Website and app data records:
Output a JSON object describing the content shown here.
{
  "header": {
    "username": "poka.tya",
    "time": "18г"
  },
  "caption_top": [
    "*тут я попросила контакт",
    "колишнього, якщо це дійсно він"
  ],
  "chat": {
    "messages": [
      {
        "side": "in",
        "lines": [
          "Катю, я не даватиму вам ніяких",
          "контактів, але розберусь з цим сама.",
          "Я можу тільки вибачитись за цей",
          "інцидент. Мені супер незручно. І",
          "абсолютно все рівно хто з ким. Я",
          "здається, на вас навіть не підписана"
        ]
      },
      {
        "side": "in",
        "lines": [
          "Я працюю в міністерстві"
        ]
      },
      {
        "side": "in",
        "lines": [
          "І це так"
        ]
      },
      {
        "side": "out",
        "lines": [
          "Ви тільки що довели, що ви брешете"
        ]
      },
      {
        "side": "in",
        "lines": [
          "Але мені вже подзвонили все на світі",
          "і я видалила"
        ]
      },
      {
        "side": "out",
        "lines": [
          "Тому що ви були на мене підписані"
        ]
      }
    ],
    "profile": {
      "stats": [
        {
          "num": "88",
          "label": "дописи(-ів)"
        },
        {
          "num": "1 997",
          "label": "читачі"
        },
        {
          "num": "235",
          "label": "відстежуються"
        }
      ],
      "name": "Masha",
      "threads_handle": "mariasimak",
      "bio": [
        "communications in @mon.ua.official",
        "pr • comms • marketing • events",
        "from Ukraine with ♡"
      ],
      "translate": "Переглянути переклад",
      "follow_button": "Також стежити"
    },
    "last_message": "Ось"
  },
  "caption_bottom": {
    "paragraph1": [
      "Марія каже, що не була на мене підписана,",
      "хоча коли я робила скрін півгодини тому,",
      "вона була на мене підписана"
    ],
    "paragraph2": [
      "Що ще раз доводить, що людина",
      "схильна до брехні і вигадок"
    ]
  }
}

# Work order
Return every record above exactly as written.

# Your response
Output a JSON object describing the content shown here.
{
  "header": {
    "username": "poka.tya",
    "time": "18г"
  },
  "caption_top": [
    "*тут я попросила контакт",
    "колишнього, якщо це дійсно він"
  ],
  "chat": {
    "messages": [
      {
        "side": "in",
        "lines": [
          "Катю, я не даватиму вам ніяких",
          "контактів, але розберусь з цим сама.",
          "Я можу тільки вибачитись за цей",
          "інцидент. Мені супер незручно. І",
          "абсолютно все рівно хто з ким. Я",
          "здається, на вас навіть не підписана"
        ]
      },
      {
        "side": "in",
        "lines": [
          "Я працюю в міністерстві"
        ]
      },
      {
        "side": "in",
        "lines": [
          "І це так"
        ]
      },
      {
        "side": "out",
        "lines": [
          "Ви тільки що довели, що ви брешете"
        ]
      },
      {
        "side": "in",
        "lines": [
          "Але мені вже подзвонили все на світі",
          "і я видалила"
        ]
      },
      {
        "side": "out",
        "lines": [
          "Тому що ви були на мене підписані"
        ]
      }
    ],
    "profile": {
      "stats": [
        {
          "num": "88",
          "label": "дописи(-ів)"
        },
        {
          "num": "1 997",
          "label": "читачі"
        },
        {
          "num": "235",
          "label": "відстежуються"
        }
      ],
      "name": "Masha",
      "threads_handle": "mariasimak",
      "bio": [
        "communications in @mon.ua.official",
        "pr • comms • marketing • events",
        "from Ukraine with ♡"
      ],
      "translate": "Переглянути переклад",
      "follow_button": "Також стежити"
    },
    "last_message": "Ось"
  },
  "caption_bottom": {
    "paragraph1": [
      "Марія каже, що не була на мене підписана,",
      "хоча коли я робила скрін півгодини тому,",
      "вона була на мене підписана"
    ],
    "paragraph2": [
      "Що ще раз доводить, що людина",
      "схильна до брехні і вигадок"
    ]
  }
}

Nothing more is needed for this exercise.